Lines with the string "Tienda" are to be identified in the listing and copied.

» The records:
-- Opening Marker --

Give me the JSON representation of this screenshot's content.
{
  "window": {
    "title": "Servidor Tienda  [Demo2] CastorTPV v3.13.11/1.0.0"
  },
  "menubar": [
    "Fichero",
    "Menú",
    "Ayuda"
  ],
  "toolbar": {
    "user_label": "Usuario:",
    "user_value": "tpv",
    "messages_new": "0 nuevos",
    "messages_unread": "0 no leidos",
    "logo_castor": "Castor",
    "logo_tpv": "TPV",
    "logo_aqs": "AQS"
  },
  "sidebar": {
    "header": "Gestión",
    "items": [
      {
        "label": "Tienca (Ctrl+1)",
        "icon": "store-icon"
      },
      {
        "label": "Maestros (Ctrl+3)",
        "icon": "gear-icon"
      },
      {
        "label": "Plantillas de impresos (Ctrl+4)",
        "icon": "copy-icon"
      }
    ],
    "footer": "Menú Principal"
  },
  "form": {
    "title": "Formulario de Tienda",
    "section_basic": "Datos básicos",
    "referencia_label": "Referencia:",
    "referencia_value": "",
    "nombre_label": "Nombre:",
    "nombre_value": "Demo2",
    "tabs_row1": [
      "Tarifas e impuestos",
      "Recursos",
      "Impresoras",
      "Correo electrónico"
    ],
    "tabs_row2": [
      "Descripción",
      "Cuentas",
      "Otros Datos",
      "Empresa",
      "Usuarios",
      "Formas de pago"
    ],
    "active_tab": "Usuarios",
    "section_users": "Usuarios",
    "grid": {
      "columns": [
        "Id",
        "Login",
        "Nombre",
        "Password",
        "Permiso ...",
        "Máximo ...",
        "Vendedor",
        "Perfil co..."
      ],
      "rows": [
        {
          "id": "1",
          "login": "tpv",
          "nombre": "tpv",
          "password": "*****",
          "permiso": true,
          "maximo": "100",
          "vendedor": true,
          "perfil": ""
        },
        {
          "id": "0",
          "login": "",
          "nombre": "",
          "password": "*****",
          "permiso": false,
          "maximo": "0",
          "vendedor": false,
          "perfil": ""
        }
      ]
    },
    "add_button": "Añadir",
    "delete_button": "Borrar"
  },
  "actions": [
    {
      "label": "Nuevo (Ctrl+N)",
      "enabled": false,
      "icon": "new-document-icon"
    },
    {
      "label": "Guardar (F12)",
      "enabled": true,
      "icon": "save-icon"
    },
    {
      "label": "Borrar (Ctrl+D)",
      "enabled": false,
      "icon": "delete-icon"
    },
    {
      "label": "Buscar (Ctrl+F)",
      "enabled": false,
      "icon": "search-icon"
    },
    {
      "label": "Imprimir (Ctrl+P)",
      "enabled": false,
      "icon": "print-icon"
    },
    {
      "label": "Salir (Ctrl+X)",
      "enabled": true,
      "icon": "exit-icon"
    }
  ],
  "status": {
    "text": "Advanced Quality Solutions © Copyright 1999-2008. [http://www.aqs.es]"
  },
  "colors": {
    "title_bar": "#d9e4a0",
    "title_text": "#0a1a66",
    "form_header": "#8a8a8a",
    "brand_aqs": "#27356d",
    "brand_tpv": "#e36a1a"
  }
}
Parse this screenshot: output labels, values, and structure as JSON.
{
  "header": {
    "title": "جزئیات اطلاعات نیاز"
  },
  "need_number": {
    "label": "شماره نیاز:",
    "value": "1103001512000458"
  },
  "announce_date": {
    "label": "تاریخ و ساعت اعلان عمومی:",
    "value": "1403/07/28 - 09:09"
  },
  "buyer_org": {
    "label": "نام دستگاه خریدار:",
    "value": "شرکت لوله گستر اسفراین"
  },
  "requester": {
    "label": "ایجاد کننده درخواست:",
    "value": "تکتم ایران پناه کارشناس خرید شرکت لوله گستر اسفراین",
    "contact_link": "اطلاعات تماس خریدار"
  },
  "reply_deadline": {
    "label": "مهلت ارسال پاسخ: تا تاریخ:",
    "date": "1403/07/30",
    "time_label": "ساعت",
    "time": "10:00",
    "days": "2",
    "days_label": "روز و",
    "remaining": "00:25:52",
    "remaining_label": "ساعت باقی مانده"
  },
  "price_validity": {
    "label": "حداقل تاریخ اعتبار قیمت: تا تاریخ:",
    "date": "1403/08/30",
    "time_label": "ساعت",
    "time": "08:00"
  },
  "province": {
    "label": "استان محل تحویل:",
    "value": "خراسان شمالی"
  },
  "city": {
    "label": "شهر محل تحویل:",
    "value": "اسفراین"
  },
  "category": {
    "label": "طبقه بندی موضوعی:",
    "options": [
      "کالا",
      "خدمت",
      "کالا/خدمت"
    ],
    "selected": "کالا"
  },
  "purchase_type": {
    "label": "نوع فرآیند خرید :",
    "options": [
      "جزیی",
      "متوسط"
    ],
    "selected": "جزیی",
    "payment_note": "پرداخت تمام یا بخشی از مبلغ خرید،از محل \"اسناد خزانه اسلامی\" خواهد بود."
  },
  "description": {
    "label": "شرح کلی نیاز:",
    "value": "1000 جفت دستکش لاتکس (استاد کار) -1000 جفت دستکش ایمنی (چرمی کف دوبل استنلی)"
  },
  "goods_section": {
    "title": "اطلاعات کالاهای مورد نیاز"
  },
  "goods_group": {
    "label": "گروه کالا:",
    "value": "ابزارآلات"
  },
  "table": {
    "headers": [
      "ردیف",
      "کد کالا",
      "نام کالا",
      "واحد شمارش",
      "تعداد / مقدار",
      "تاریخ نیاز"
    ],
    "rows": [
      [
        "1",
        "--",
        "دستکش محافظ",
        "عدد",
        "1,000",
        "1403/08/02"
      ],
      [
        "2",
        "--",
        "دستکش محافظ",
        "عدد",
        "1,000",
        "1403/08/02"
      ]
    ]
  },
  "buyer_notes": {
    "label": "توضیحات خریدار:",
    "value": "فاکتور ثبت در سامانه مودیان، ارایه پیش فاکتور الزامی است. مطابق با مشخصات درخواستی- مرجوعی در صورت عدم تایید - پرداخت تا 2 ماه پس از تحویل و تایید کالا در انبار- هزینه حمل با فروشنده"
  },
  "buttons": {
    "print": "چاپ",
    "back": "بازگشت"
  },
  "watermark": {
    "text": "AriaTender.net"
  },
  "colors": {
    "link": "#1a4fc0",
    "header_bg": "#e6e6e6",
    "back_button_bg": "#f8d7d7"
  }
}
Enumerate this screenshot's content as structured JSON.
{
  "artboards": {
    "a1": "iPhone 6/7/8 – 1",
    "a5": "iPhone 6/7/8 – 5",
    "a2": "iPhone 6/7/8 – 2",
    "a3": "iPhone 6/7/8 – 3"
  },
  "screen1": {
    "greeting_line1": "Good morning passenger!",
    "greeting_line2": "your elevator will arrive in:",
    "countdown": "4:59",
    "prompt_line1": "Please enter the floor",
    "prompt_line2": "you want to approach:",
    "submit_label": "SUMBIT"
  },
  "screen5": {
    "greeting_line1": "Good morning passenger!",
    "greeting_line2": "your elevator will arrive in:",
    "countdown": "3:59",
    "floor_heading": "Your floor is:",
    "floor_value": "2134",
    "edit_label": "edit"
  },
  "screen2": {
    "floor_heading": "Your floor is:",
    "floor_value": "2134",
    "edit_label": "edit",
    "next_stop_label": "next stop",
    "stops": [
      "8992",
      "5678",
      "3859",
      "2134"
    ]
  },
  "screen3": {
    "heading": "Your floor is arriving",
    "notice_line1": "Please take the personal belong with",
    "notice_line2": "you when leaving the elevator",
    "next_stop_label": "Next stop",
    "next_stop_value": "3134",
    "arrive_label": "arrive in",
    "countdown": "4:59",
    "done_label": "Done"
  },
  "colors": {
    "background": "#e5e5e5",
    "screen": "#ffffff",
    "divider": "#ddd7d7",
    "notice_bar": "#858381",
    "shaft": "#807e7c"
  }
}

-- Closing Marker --

» Task result:
    "title": "Servidor Tienda  [Demo2] CastorTPV v3.13.11/1.0.0"
    "title": "Formulario de Tienda",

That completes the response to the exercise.